We also include long-neglected preservation and maintenance of existing infrastructure. The state Department of Transportation estimates each Washington driver incurs nearly $650 in annual car repair costs from potholes, cracks, and other poor road conditions; that’s nearly $3.7 billion for all drivers in the state.
Over the course of nearly 90 listening sessions, with communities that had never previously been involved, or whose voices historically were not prioritized in developing transportation policy, key messages emerged that the public told us we need to prioritize.
The first was opportunities to participate in the business side of transportation infrastructure to bring jobs and economic prosperity to underserved communities that have been overshadowed in state contracting. The second was the effect on the same communities from past transportation projects. Some have certainly been detrimental to certain communities, even if a project may have been good overall for the state. The third was creating more opportunities for family wage jobs and apprenticeships.
We didn’t want to just introduce a funding package and hope we got it right, we wanted to invite tough conversations that could lead to inclusive, equitable transportation outcomes. We wanted people involved early, we wanted to listen to their challenges, their needs, and how an improved transportation system could help realize hopes and dreams for a stronger community.
I am confident that the transportation package we have introduced reflects the messages we heard.
We recognize that the sheer size of the revenues raised will affect communities of color and other disadvantaged communities. Because of that, we prioritized mitigating impacts.

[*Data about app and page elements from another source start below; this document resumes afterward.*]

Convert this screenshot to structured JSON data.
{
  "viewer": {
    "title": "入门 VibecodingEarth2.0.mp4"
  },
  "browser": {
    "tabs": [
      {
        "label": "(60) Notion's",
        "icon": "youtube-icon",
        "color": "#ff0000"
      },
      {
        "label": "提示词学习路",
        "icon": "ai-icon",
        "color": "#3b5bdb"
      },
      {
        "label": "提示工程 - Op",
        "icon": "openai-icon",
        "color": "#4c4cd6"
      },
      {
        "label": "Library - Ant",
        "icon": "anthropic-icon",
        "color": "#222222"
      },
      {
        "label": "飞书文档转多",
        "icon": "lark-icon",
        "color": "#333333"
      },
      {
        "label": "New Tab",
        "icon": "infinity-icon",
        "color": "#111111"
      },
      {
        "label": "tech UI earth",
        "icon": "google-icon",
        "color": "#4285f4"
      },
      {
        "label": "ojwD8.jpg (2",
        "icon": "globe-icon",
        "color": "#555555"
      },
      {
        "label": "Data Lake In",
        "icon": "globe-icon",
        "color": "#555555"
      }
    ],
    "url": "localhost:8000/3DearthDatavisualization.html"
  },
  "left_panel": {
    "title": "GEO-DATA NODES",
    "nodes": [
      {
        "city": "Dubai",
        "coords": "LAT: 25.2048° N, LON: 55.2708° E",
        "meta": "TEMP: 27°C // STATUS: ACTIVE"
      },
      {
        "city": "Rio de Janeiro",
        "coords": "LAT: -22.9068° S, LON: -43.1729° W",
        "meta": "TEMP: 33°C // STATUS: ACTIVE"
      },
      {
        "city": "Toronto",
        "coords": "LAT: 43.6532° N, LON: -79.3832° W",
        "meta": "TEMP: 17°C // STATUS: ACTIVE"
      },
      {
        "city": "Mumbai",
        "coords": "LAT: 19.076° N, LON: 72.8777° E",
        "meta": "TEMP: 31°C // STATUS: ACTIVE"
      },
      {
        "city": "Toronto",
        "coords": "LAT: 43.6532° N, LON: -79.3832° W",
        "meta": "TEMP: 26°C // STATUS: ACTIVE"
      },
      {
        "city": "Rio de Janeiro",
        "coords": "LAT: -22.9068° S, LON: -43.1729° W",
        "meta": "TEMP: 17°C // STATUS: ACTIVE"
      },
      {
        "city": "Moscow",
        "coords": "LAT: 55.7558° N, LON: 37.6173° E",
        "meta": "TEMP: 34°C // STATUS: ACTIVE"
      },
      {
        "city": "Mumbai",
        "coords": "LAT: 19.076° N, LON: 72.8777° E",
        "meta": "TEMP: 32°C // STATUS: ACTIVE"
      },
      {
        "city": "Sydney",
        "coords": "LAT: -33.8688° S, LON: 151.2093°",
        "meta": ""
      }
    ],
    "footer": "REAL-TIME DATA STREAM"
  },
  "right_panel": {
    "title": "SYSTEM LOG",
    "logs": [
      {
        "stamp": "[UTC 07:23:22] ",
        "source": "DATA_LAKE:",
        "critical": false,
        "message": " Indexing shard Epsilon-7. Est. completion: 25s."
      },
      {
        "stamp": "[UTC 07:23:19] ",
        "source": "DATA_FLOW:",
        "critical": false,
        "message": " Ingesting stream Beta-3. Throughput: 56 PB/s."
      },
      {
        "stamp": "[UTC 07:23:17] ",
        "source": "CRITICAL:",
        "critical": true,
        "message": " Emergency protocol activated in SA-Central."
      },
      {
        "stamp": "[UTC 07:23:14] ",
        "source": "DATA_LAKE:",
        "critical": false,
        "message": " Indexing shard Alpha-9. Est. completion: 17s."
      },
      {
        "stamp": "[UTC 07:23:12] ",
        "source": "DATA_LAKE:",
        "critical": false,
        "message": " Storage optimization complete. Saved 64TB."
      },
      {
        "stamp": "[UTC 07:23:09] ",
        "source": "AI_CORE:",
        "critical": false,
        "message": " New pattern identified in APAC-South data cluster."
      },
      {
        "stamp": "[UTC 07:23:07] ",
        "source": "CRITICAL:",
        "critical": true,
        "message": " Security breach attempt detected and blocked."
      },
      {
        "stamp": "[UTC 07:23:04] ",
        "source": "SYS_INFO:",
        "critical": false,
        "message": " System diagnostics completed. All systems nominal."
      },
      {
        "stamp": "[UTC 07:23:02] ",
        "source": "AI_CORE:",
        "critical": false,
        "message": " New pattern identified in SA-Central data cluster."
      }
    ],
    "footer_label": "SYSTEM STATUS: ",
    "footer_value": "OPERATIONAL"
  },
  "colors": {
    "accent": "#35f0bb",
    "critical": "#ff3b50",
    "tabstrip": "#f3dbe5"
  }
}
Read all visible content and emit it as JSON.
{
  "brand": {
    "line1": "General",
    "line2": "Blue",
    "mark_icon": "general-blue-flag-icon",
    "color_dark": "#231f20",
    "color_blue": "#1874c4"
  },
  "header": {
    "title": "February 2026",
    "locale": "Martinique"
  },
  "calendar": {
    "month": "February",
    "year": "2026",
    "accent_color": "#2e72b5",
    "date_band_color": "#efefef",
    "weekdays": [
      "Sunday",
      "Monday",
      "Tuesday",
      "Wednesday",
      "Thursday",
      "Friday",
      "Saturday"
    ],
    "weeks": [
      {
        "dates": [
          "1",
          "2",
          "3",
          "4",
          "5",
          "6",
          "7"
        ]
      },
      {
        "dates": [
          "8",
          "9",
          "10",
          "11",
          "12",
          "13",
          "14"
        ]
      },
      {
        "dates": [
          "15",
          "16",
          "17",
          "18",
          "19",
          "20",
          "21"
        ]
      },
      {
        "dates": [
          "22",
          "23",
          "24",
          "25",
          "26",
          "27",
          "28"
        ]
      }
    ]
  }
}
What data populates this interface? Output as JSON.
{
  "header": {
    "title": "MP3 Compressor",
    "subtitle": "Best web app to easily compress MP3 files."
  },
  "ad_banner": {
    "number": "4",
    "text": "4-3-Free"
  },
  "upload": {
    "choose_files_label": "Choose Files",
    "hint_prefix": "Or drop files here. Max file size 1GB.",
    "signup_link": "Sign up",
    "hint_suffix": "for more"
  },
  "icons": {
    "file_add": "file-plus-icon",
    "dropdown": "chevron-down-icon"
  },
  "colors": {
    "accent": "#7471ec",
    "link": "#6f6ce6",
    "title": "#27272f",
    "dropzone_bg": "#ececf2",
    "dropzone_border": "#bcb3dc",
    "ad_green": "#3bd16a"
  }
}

Our proposal will help women- and minority-owned businesses get certified to qualify and compete for transportation projects. It requires the state to conduct enhanced outreach outside of the Puget Sound region to bring more and new women- and minority-owned businesses into the system and get certified. And it provides the technical assistance these firms need to be successful. We also made sure to value members from disadvantaged communities by ensuring a place on state boards that help determine projects and policies.
This transportation package strengthens contractor mentorship programs to engage well established contractors with those who haven’t had the same opportunities. It expands apprenticeship programs like “Youth Direct” to connect kids, including foster youths, involved in the criminal justice system with job opportunities so they can learn, earn a paycheck, and contribute to their communities, all at the same time.
We’re also investing in frontline communities by targeting transportation projects to benefit them with a strong focus on communities that have had past injustices to make sure they really benefit from this investment.
The proposal is unique in that it raises new revenue without new borrowing through bonds, saving billions of taxpayer dollars in interest costs. Another connection between revenue and investments is how indexing the fuel tax to the Consumer Price Index will pay for the increased costs of preservation and maintenance. These measures were important to minimize the impact of regressive financing.
Now is the time to pass this proposal and finally bring an equity lens to transportation policy and planning; a matter so critical to our quality of life for all.
State Rep. Bill Ramos, D-Issaquah, represents the 5th Legislative District. He serves as second vice chair for the House Transportation Committee. Rep. Javier Valdez, D-Seattle, represents the 46th Legislative District and serves on the House Transportation Committee.